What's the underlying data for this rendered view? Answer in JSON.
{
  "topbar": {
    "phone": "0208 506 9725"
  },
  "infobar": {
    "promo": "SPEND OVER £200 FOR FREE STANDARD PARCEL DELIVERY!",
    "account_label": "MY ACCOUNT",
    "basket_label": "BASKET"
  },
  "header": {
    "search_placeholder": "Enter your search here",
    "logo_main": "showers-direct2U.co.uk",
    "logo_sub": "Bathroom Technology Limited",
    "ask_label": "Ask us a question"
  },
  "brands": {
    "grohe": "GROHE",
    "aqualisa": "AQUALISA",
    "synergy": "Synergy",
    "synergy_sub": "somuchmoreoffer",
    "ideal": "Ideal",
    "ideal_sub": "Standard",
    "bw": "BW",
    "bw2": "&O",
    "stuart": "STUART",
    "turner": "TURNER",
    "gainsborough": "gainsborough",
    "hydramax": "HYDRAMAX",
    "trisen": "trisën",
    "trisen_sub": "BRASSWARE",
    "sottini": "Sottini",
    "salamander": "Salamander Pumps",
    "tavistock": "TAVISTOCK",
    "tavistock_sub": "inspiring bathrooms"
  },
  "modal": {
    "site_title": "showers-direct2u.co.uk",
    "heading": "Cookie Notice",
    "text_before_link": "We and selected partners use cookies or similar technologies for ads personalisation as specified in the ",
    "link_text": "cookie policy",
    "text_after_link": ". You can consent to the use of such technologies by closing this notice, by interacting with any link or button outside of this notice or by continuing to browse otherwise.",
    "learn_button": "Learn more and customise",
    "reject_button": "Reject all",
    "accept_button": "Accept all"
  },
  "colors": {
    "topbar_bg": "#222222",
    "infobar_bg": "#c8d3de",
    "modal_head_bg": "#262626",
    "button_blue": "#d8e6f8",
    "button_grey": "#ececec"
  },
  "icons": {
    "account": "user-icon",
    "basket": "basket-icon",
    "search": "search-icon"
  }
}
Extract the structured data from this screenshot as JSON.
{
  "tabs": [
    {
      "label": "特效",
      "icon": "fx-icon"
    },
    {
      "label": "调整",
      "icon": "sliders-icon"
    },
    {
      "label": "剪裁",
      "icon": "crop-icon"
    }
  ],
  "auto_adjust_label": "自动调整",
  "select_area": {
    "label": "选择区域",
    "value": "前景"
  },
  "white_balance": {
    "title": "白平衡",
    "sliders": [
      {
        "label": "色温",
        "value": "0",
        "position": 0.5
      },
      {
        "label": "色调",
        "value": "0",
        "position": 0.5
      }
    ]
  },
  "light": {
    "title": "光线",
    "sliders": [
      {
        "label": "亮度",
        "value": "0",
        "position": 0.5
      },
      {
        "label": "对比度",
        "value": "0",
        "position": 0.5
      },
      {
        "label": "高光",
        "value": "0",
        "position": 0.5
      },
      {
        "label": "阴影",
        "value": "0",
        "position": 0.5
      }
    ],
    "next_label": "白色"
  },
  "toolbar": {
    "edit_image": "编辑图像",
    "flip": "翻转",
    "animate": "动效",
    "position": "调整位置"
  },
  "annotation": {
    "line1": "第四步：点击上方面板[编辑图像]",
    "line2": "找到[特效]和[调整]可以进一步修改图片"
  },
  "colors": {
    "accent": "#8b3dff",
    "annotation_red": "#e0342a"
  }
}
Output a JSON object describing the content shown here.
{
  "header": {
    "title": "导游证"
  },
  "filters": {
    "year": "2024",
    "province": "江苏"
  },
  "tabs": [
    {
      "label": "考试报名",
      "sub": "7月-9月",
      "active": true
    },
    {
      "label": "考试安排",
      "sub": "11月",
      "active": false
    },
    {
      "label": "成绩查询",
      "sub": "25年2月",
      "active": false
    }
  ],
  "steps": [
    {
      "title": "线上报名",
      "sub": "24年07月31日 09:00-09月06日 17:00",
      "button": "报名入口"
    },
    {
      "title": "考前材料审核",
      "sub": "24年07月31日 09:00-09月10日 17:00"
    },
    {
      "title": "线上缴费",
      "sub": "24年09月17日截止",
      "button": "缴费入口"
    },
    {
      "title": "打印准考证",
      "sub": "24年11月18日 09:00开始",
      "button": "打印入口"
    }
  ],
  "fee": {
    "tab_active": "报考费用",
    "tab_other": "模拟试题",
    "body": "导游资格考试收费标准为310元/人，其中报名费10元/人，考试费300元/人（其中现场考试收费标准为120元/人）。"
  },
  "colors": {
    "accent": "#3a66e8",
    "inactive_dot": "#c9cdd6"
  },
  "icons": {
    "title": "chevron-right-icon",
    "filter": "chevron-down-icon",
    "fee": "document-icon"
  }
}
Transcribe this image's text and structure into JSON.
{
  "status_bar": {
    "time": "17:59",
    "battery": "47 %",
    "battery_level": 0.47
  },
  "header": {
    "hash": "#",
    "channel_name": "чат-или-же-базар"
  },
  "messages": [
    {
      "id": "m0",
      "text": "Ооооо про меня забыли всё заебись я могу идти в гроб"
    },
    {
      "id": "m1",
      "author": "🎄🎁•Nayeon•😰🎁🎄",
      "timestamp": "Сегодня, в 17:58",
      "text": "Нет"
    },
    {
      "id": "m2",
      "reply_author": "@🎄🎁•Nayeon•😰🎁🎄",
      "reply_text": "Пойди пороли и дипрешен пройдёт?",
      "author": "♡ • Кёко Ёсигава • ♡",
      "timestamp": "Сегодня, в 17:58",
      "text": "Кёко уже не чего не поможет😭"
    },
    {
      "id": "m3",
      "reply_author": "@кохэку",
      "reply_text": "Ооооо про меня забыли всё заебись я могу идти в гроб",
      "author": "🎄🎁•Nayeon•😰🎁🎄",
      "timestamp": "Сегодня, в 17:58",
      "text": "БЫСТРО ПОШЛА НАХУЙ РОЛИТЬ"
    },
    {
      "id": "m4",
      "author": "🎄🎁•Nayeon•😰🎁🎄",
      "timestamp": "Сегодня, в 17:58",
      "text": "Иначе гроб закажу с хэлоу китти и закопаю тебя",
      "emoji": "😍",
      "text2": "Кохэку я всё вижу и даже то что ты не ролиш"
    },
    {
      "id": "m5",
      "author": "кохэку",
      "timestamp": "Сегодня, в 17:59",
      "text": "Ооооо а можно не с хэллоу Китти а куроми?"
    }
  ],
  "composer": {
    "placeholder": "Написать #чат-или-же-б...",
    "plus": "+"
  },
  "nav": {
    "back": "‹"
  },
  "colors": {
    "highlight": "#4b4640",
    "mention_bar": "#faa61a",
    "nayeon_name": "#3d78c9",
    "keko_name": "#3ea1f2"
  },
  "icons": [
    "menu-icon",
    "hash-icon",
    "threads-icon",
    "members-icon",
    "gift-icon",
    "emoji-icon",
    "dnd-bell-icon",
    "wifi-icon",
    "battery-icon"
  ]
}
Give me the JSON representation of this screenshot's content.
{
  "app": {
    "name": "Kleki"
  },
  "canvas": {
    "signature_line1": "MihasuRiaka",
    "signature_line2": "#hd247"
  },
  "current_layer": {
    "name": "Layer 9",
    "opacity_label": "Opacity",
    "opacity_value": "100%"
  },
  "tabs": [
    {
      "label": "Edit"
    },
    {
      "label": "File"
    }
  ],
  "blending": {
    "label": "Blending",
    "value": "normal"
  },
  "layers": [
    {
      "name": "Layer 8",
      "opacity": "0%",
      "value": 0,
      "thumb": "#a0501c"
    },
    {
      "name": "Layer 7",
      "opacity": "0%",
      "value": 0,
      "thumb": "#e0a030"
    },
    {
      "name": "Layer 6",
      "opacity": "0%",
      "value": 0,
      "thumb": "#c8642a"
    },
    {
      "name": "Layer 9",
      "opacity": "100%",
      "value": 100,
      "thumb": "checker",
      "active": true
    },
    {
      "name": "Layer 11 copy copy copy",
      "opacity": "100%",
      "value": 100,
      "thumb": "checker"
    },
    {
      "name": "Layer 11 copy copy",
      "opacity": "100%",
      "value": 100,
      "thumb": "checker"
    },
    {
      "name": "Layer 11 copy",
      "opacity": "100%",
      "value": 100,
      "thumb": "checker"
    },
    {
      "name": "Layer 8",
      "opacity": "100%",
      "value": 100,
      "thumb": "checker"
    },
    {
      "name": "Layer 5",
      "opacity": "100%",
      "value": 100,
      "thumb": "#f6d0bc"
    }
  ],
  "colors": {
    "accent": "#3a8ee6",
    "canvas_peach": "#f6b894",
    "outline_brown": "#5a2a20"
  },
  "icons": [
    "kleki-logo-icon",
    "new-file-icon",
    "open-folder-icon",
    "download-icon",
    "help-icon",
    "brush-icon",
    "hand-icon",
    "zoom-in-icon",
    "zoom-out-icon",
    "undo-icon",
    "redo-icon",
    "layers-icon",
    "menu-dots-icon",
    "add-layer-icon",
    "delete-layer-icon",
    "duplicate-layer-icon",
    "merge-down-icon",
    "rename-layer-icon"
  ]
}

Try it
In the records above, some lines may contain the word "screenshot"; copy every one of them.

Response area
Extract the structured data from this screenshot as JSON.
Give me the JSON representation of this screenshot's content.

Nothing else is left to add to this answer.